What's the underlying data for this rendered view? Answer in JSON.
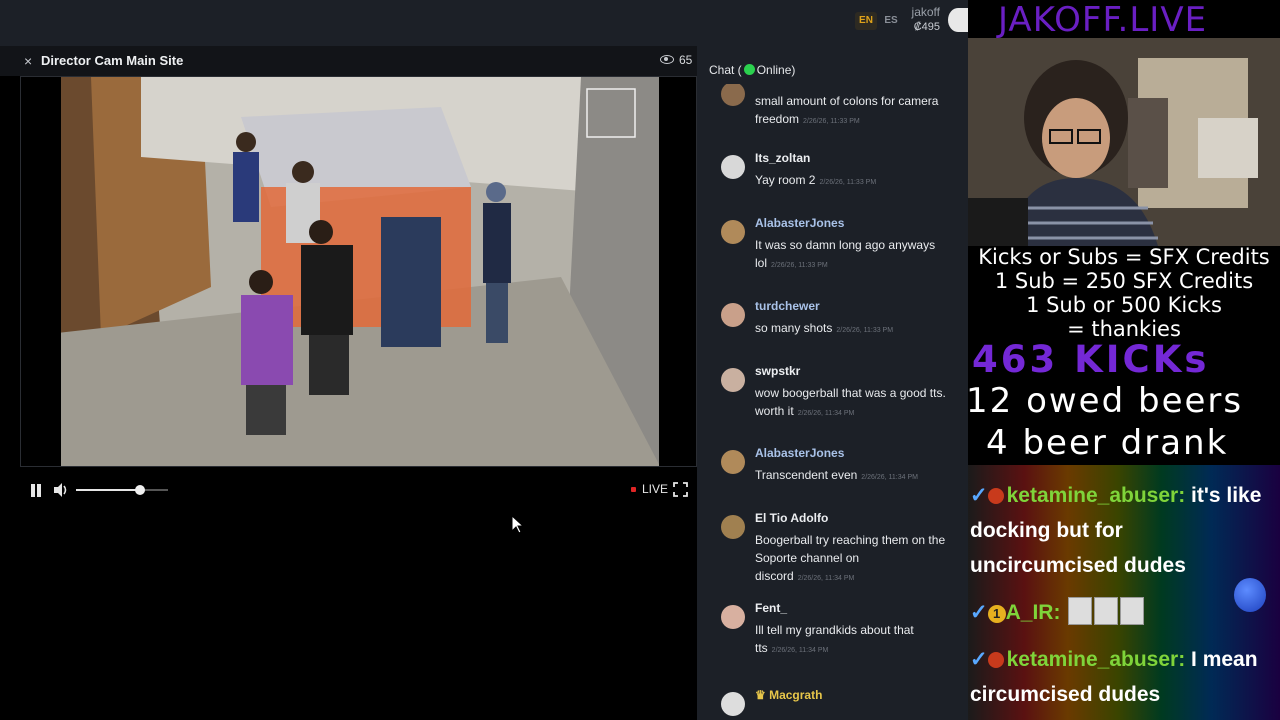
{
  "topbar": {
    "languages": [
      {
        "code": "EN",
        "active": true
      },
      {
        "code": "ES",
        "active": false
      }
    ],
    "username": "jakoff",
    "credits": "₡495"
  },
  "player": {
    "close_symbol": "×",
    "title": "Director Cam Main Site",
    "viewer_count": "65",
    "live_label": "LIVE",
    "volume_level": 0.7
  },
  "chat": {
    "header_prefix": "Chat (",
    "header_status": "Online)",
    "messages": [
      {
        "user": "",
        "text": "small amount of colons for camera freedom",
        "time": "2/26/26, 11:33 PM",
        "style": "normal",
        "avatar": "#8a6a4c"
      },
      {
        "user": "Its_zoltan",
        "text": "Yay room 2",
        "time": "2/26/26, 11:33 PM",
        "style": "normal",
        "avatar": "#d8d8d8"
      },
      {
        "user": "AlabasterJones",
        "text": "It was so damn long ago anyways lol",
        "time": "2/26/26, 11:33 PM",
        "style": "sub",
        "avatar": "#b08a5a"
      },
      {
        "user": "turdchewer",
        "text": "so many shots",
        "time": "2/26/26, 11:33 PM",
        "style": "sub",
        "avatar": "#c9a08a"
      },
      {
        "user": "swpstkr",
        "text": "wow boogerball that was a good tts. worth it",
        "time": "2/26/26, 11:34 PM",
        "style": "normal",
        "avatar": "#c9b0a0"
      },
      {
        "user": "AlabasterJones",
        "text": "Transcendent even",
        "time": "2/26/26, 11:34 PM",
        "style": "sub",
        "avatar": "#b08a5a"
      },
      {
        "user": "El Tio Adolfo",
        "text": "Boogerball try reaching them on the Soporte channel on discord",
        "time": "2/26/26, 11:34 PM",
        "style": "normal",
        "avatar": "#a08050"
      },
      {
        "user": "Fent_",
        "text": "Ill tell my grandkids about that tts",
        "time": "2/26/26, 11:34 PM",
        "style": "normal",
        "avatar": "#d8b0a0"
      },
      {
        "user": "♛ Macgrath",
        "text": "",
        "time": "",
        "style": "gold",
        "avatar": "#dddddd"
      }
    ]
  },
  "stream_overlay": {
    "brand": "JAKOFF.LIVE",
    "info_lines": [
      "Kicks or Subs = SFX Credits",
      "1 Sub = 250 SFX Credits",
      "1 Sub or 500 Kicks",
      "= thankies"
    ],
    "kicks": "463 KICKs",
    "owed_beers": "12 owed beers",
    "beers_drank": "4 beer drank",
    "chat_lines": [
      {
        "user": "ketamine_abuser:",
        "text": " it's like docking but for uncircumcised dudes",
        "badge": "tomato"
      },
      {
        "user": "A_IR:",
        "text": "",
        "badge": "one"
      },
      {
        "user": "ketamine_abuser:",
        "text": " I mean circumcised dudes",
        "badge": "tomato"
      }
    ]
  },
  "colors": {
    "accent": "#e0a31a",
    "online": "#2bd14e",
    "brand_purple": "#6a1fc3",
    "chat_user_green": "#7fd43a",
    "live_red": "#e02525"
  }
}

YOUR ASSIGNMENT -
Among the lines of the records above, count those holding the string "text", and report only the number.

EXERCISE SOLUTION -
12